Problem to solve:
Copy every line of the entries that includes the word "value".

Exercise data:
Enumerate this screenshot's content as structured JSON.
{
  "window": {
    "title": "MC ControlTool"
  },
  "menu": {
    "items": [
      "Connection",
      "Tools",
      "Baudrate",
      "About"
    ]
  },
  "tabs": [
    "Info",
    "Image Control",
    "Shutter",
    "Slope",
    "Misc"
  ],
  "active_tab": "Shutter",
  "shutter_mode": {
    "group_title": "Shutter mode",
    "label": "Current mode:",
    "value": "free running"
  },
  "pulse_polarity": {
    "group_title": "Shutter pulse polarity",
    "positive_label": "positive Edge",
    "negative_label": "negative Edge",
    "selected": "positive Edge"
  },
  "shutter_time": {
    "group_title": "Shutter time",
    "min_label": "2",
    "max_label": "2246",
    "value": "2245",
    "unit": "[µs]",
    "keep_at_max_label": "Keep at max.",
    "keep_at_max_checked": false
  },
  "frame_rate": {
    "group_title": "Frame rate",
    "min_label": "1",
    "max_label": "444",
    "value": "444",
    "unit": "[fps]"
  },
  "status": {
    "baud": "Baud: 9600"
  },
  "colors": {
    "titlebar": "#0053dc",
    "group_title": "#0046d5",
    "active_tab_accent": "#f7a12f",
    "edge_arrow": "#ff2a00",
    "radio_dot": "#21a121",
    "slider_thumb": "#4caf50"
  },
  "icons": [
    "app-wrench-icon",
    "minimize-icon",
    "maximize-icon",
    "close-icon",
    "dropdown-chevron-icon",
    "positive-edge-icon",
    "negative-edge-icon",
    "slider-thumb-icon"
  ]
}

Response area:
    "value": "free running"
    "value": "2245",
    "value": "444",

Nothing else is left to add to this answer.